[3]

The below video shows RR at work in a dialysis setting

[4]

Physiotherapy

Exercise Bike.gif

The physiotherapist input in the RR is to design a good comprehensive exercise program. They are held over 6-12 weeks with classes ranging between 1-2 hours, with participants committed to performing exercises at home on at least two other days a week.

The aims are to:

• improve muscle strength, mobility and fitness

• improve quality of life

• reduce blood pressure

• improve blood sugar control

• improve your heart and lung function

• control weight and improve self-esteem

• counteract/reverse the side effects of steroidal treatment, such as muscle wasting, bone thinning and weight gain after transplant.[5]

The program should have a warm up and cool down, a strengthening component, a cardiovascular component and flexibility section. The therapist also needs monitor progression and educate clients in monitoring their progress.

Renal Rehabilitation Evidence

CKD is a progressive condition that adversely affects musculoskeletal health.

A 2018 study reported that secondary sarcopenia due to CKD is associated with malnutrition, osteoporosis, mobility limitations, and elevated fall risk. They found that supervised physiotherapy is an important element in the management of CKD clients to treat: secondary sarcopenia; improving QOL through enhanced cardiovascular fitness; and in improving bone strength via strength training.[6]
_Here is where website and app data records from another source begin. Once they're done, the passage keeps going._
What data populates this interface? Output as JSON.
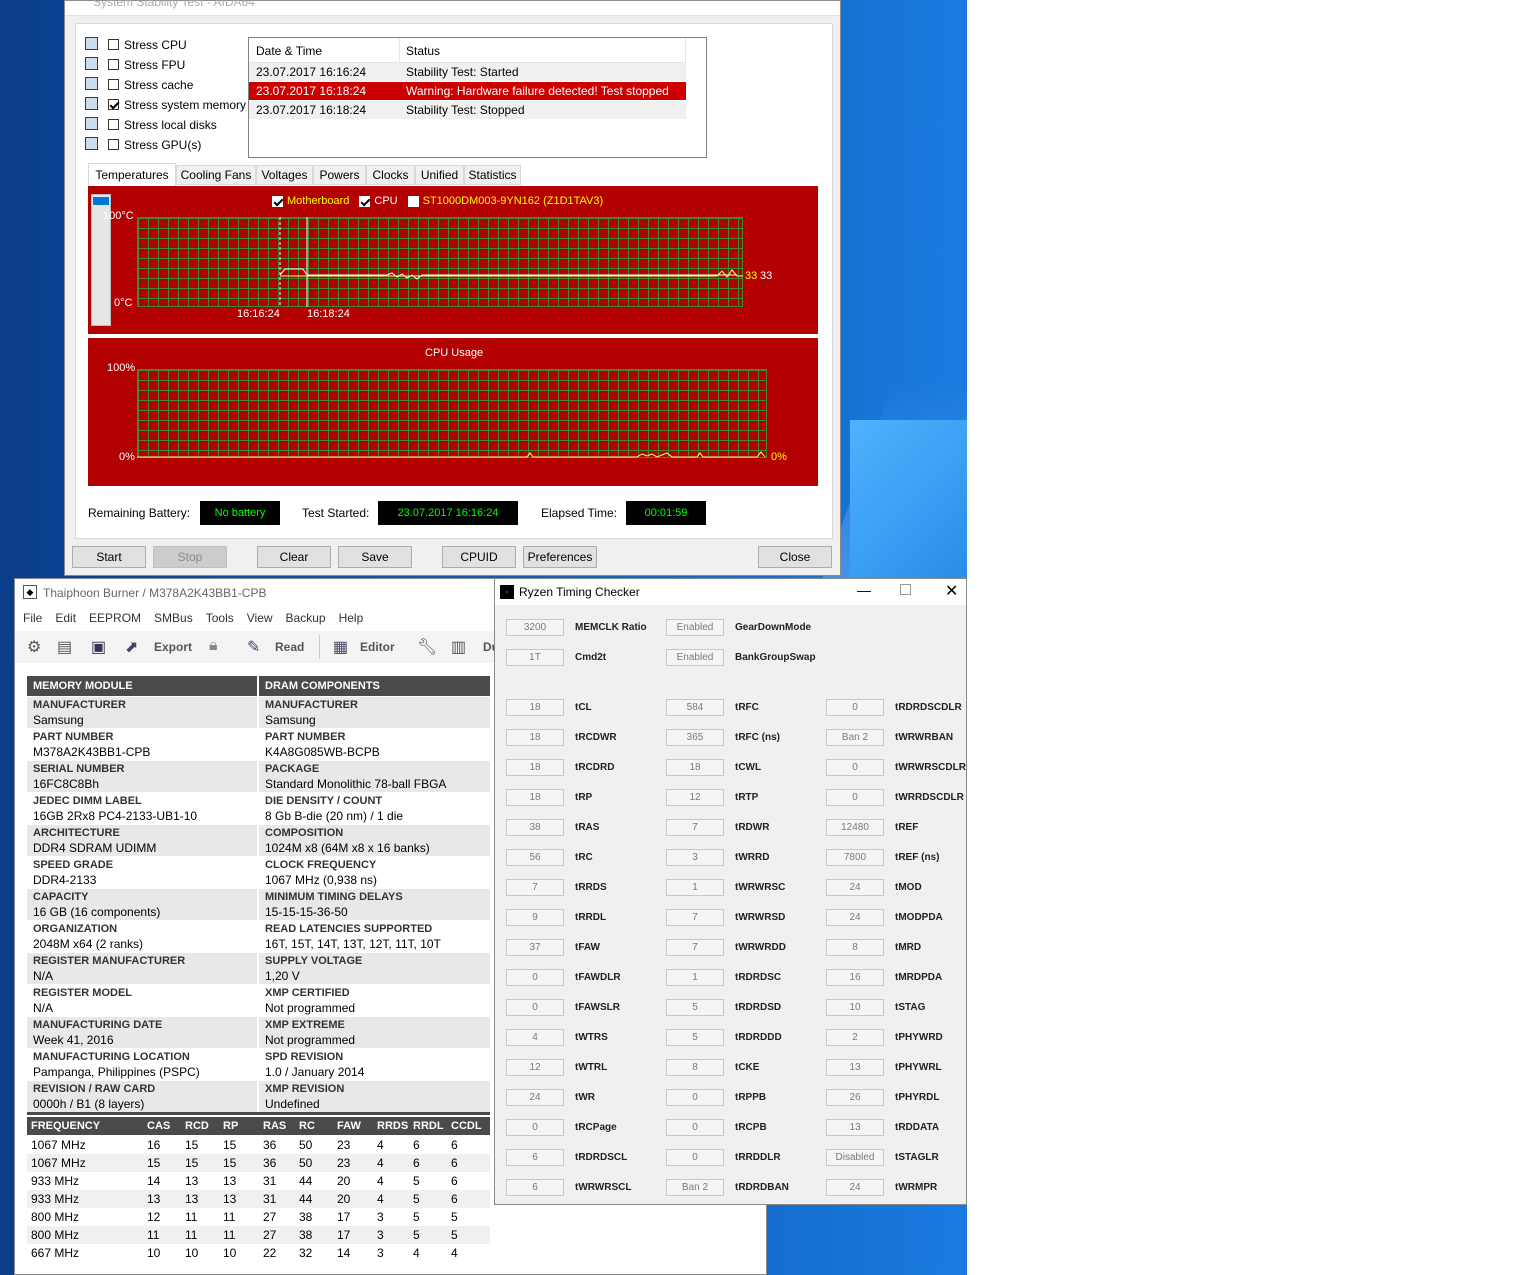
{
  "aida": {
    "title": "System Stability Test - AIDA64",
    "stress_items": [
      {
        "label": "Stress CPU",
        "checked": false,
        "icon": "cpu-chip-icon"
      },
      {
        "label": "Stress FPU",
        "checked": false,
        "icon": "fpu-icon"
      },
      {
        "label": "Stress cache",
        "checked": false,
        "icon": "cache-icon"
      },
      {
        "label": "Stress system memory",
        "checked": true,
        "icon": "memory-stick-icon"
      },
      {
        "label": "Stress local disks",
        "checked": false,
        "icon": "disk-drive-icon"
      },
      {
        "label": "Stress GPU(s)",
        "checked": false,
        "icon": "monitor-icon"
      }
    ],
    "log_headers": [
      "Date & Time",
      "Status"
    ],
    "log_rows": [
      {
        "time": "23.07.2017 16:16:24",
        "status": "Stability Test: Started",
        "warn": false
      },
      {
        "time": "23.07.2017 16:18:24",
        "status": "Warning: Hardware failure detected! Test stopped",
        "warn": true
      },
      {
        "time": "23.07.2017 16:18:24",
        "status": "Stability Test: Stopped",
        "warn": false
      }
    ],
    "tabs": [
      "Temperatures",
      "Cooling Fans",
      "Voltages",
      "Powers",
      "Clocks",
      "Unified",
      "Statistics"
    ],
    "active_tab": "Temperatures",
    "temp_legend": [
      {
        "label": "Motherboard",
        "checked": true,
        "color": "#ffff00"
      },
      {
        "label": "CPU",
        "checked": true,
        "color": "#ffffff"
      },
      {
        "label": "ST1000DM003-9YN162 (Z1D1TAV3)",
        "checked": false,
        "color": "#ffff00"
      }
    ],
    "temp_y_top": "100°C",
    "temp_y_bottom": "0°C",
    "temp_x_labels": [
      "16:16:24",
      "16:18:24"
    ],
    "temp_value_a": "33",
    "temp_value_b": "33",
    "cpu_title": "CPU Usage",
    "cpu_y_top": "100%",
    "cpu_y_bottom": "0%",
    "cpu_value": "0%",
    "battery_label": "Remaining Battery:",
    "battery_value": "No battery",
    "started_label": "Test Started:",
    "started_value": "23.07.2017 16:16:24",
    "elapsed_label": "Elapsed Time:",
    "elapsed_value": "00:01:59",
    "buttons": {
      "start": "Start",
      "stop": "Stop",
      "clear": "Clear",
      "save": "Save",
      "cpuid": "CPUID",
      "preferences": "Preferences",
      "close": "Close"
    },
    "colors": {
      "graph_red": "#b30000",
      "grid_green": "#3a8a3a",
      "warn_red": "#cc0000",
      "status_green": "#00ff00"
    }
  },
  "thaiphoon": {
    "title": "Thaiphoon Burner / M378A2K43BB1-CPB",
    "menu": [
      "File",
      "Edit",
      "EEPROM",
      "SMBus",
      "Tools",
      "View",
      "Backup",
      "Help"
    ],
    "toolbar": {
      "export": "Export",
      "read": "Read",
      "editor": "Editor",
      "dump": "Du"
    },
    "col_headers": [
      "MEMORY MODULE",
      "DRAM COMPONENTS"
    ],
    "left": [
      {
        "label": "MANUFACTURER",
        "value": "Samsung"
      },
      {
        "label": "PART NUMBER",
        "value": "M378A2K43BB1-CPB"
      },
      {
        "label": "SERIAL NUMBER",
        "value": "16FC8C8Bh"
      },
      {
        "label": "JEDEC DIMM LABEL",
        "value": "16GB 2Rx8 PC4-2133-UB1-10"
      },
      {
        "label": "ARCHITECTURE",
        "value": "DDR4 SDRAM UDIMM"
      },
      {
        "label": "SPEED GRADE",
        "value": "DDR4-2133"
      },
      {
        "label": "CAPACITY",
        "value": "16 GB (16 components)"
      },
      {
        "label": "ORGANIZATION",
        "value": "2048M x64 (2 ranks)"
      },
      {
        "label": "REGISTER MANUFACTURER",
        "value": "N/A"
      },
      {
        "label": "REGISTER MODEL",
        "value": "N/A"
      },
      {
        "label": "MANUFACTURING DATE",
        "value": "Week 41, 2016"
      },
      {
        "label": "MANUFACTURING LOCATION",
        "value": "Pampanga, Philippines (PSPC)"
      },
      {
        "label": "REVISION / RAW CARD",
        "value": "0000h / B1 (8 layers)"
      }
    ],
    "right": [
      {
        "label": "MANUFACTURER",
        "value": "Samsung"
      },
      {
        "label": "PART NUMBER",
        "value": "K4A8G085WB-BCPB"
      },
      {
        "label": "PACKAGE",
        "value": "Standard Monolithic 78-ball FBGA"
      },
      {
        "label": "DIE DENSITY / COUNT",
        "value": "8 Gb B-die (20 nm) / 1 die"
      },
      {
        "label": "COMPOSITION",
        "value": "1024M x8 (64M x8 x 16 banks)"
      },
      {
        "label": "CLOCK FREQUENCY",
        "value": "1067 MHz (0,938 ns)"
      },
      {
        "label": "MINIMUM TIMING DELAYS",
        "value": "15-15-15-36-50"
      },
      {
        "label": "READ LATENCIES SUPPORTED",
        "value": "16T, 15T, 14T, 13T, 12T, 11T, 10T"
      },
      {
        "label": "SUPPLY VOLTAGE",
        "value": "1,20 V"
      },
      {
        "label": "XMP CERTIFIED",
        "value": "Not programmed"
      },
      {
        "label": "XMP EXTREME",
        "value": "Not programmed"
      },
      {
        "label": "SPD REVISION",
        "value": "1.0 / January 2014"
      },
      {
        "label": "XMP REVISION",
        "value": "Undefined"
      }
    ],
    "freq_headers": [
      "FREQUENCY",
      "CAS",
      "RCD",
      "RP",
      "RAS",
      "RC",
      "FAW",
      "RRDS",
      "RRDL",
      "CCDL"
    ],
    "freq_rows": [
      [
        "1067 MHz",
        "16",
        "15",
        "15",
        "36",
        "50",
        "23",
        "4",
        "6",
        "6"
      ],
      [
        "1067 MHz",
        "15",
        "15",
        "15",
        "36",
        "50",
        "23",
        "4",
        "6",
        "6"
      ],
      [
        "933 MHz",
        "14",
        "13",
        "13",
        "31",
        "44",
        "20",
        "4",
        "5",
        "6"
      ],
      [
        "933 MHz",
        "13",
        "13",
        "13",
        "31",
        "44",
        "20",
        "4",
        "5",
        "6"
      ],
      [
        "800 MHz",
        "12",
        "11",
        "11",
        "27",
        "38",
        "17",
        "3",
        "5",
        "5"
      ],
      [
        "800 MHz",
        "11",
        "11",
        "11",
        "27",
        "38",
        "17",
        "3",
        "5",
        "5"
      ],
      [
        "667 MHz",
        "10",
        "10",
        "10",
        "22",
        "32",
        "14",
        "3",
        "4",
        "4"
      ]
    ]
  },
  "rtc": {
    "title": "Ryzen Timing Checker",
    "top": [
      {
        "value": "3200",
        "label": "MEMCLK Ratio",
        "value2": "Enabled",
        "label2": "GearDownMode"
      },
      {
        "value": "1T",
        "label": "Cmd2t",
        "value2": "Enabled",
        "label2": "BankGroupSwap"
      }
    ],
    "grid": [
      [
        {
          "v": "18",
          "l": "tCL"
        },
        {
          "v": "584",
          "l": "tRFC"
        },
        {
          "v": "0",
          "l": "tRDRDSCDLR"
        }
      ],
      [
        {
          "v": "18",
          "l": "tRCDWR"
        },
        {
          "v": "365",
          "l": "tRFC (ns)"
        },
        {
          "v": "Ban 2",
          "l": "tWRWRBAN"
        }
      ],
      [
        {
          "v": "18",
          "l": "tRCDRD"
        },
        {
          "v": "18",
          "l": "tCWL"
        },
        {
          "v": "0",
          "l": "tWRWRSCDLR"
        }
      ],
      [
        {
          "v": "18",
          "l": "tRP"
        },
        {
          "v": "12",
          "l": "tRTP"
        },
        {
          "v": "0",
          "l": "tWRRDSCDLR"
        }
      ],
      [
        {
          "v": "38",
          "l": "tRAS"
        },
        {
          "v": "7",
          "l": "tRDWR"
        },
        {
          "v": "12480",
          "l": "tREF"
        }
      ],
      [
        {
          "v": "56",
          "l": "tRC"
        },
        {
          "v": "3",
          "l": "tWRRD"
        },
        {
          "v": "7800",
          "l": "tREF (ns)"
        }
      ],
      [
        {
          "v": "7",
          "l": "tRRDS"
        },
        {
          "v": "1",
          "l": "tWRWRSC"
        },
        {
          "v": "24",
          "l": "tMOD"
        }
      ],
      [
        {
          "v": "9",
          "l": "tRRDL"
        },
        {
          "v": "7",
          "l": "tWRWRSD"
        },
        {
          "v": "24",
          "l": "tMODPDA"
        }
      ],
      [
        {
          "v": "37",
          "l": "tFAW"
        },
        {
          "v": "7",
          "l": "tWRWRDD"
        },
        {
          "v": "8",
          "l": "tMRD"
        }
      ],
      [
        {
          "v": "0",
          "l": "tFAWDLR"
        },
        {
          "v": "1",
          "l": "tRDRDSC"
        },
        {
          "v": "16",
          "l": "tMRDPDA"
        }
      ],
      [
        {
          "v": "0",
          "l": "tFAWSLR"
        },
        {
          "v": "5",
          "l": "tRDRDSD"
        },
        {
          "v": "10",
          "l": "tSTAG"
        }
      ],
      [
        {
          "v": "4",
          "l": "tWTRS"
        },
        {
          "v": "5",
          "l": "tRDRDDD"
        },
        {
          "v": "2",
          "l": "tPHYWRD"
        }
      ],
      [
        {
          "v": "12",
          "l": "tWTRL"
        },
        {
          "v": "8",
          "l": "tCKE"
        },
        {
          "v": "13",
          "l": "tPHYWRL"
        }
      ],
      [
        {
          "v": "24",
          "l": "tWR"
        },
        {
          "v": "0",
          "l": "tRPPB"
        },
        {
          "v": "26",
          "l": "tPHYRDL"
        }
      ],
      [
        {
          "v": "0",
          "l": "tRCPage"
        },
        {
          "v": "0",
          "l": "tRCPB"
        },
        {
          "v": "13",
          "l": "tRDDATA"
        }
      ],
      [
        {
          "v": "6",
          "l": "tRDRDSCL"
        },
        {
          "v": "0",
          "l": "tRRDDLR"
        },
        {
          "v": "Disabled",
          "l": "tSTAGLR"
        }
      ],
      [
        {
          "v": "6",
          "l": "tWRWRSCL"
        },
        {
          "v": "Ban 2",
          "l": "tRDRDBAN"
        },
        {
          "v": "24",
          "l": "tWRMPR"
        }
      ]
    ]
  }
}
A 2014 randomised controlled trial reported "A 12-week/24-session renal rehabilitation exercise program improved physical capacity and quality of life in patients with CKD stages 3 and 4. Longer follow-up is needed to determine if these findings will translate into decreased mortality rates."[7]
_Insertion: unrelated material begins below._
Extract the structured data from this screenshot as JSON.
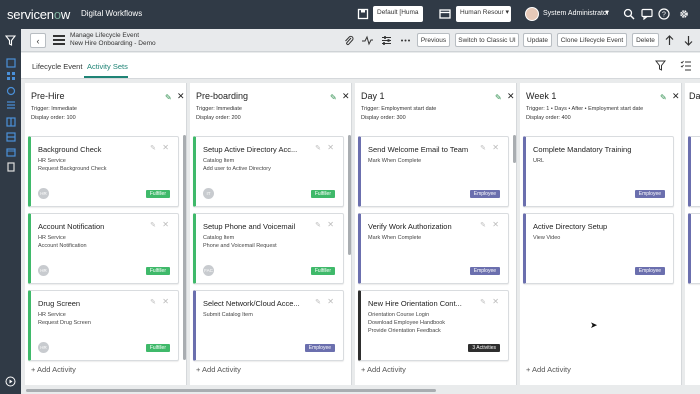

A systematic 2019 review found that:

  • RR in predialysis patients with CKD is suggested to improve or maintain exercise tolerance and improve the QOL related to physical functions. No solid evidence that exercise therapy improves the vital prognosis or renal outcome is shown to date.[8]
  • RR for dialysis recipients the social rehabilitation great and that physical ability and QOL were improved by exercise, which is a major component of renal rehabilitation. [8]

References

  1. Renal Rehabilitation: Present and Future Perspectives By Masahiro Kohzuki Submitted: April 19th 2012Reviewed: August 30th 2012Published: February 27th 2013 DOI: 10.5772/52909 Available from : https://www.intechopen.com/books/hemodialysis/renal-rehabilitation-present-and-future-perspectives (last accessed 21.6.2019)
  2. Jhamb M, Weiner DE. Exercise to improve physical function and quality of life in CKD. Available from: https://cjasn.asnjournals.org/content/9/12/2023 (last accessed 23.6.2019)
  3. University of Delaware Renal rehab at UD combats chronic kidney disease Available from: https://www.youtube.com/watch?v=PpQfqp8cIe0 (last accessed 23.6.2019)
  4. AHS channel Exercise during dialysis study Available from: https://www.youtube.com/watch?v=nm2yWR6Unao&feature=youtu.be (last accessed 23.6.2019)
  5. Guys and St Thomas Renal Rehabilitation. Available from:https://www.guysandstthomas.nhs.uk/resources/patient-information/therapies/physiotherapy/renal-rehabilitation-webfriendly.pdf (last accessed 23.6.2019)
  6. Hernandez H, Obamwonyi G, Harris-Love M. Physical therapy considerations for chronic kidney disease and secondary sarcopenia. Journal of functional morphology and kinesiology. 2018 Mar;3(1):5. Available from: https://www.ncbi.nlm.nih.gov/pmc/articles/PMC5784851/ (last accessed 22.6.2019)
  7. Rossi AP, Burris DD, Lucas FL, Crocker GA, Wasserman JC. Effects of a renal rehabilitation exercise program in patients with CKD: a randomized, controlled trial. Clinical journal of the American Society of Nephrology. 2014 Dec 5;9(12):2052-8. Available from: https://www.ncbi.nlm.nih.gov/pmc/articles/PMC4255415/ (last accessed 22.6.2019)
  8. 8.0 8.1 Yamagata K, Hoshino J, Sugiyama H, Hanafusa N, Shibagaki Y, Komatsu Y, Konta T, Fujii N, Kanda E, Sofue T, Ishizuka K. Clinical practice guideline for renal rehabilitation: systematic reviews and recommendations of exercise therapies in patients with kidney diseases. Renal Replacement Therapy. 2019 Dec;5(1):4. Available from: https://rrtjournal.biomedcentral.com/articles/10.1186/s41100-019-0209-8#Sec8 (last accessed 22.6.2019)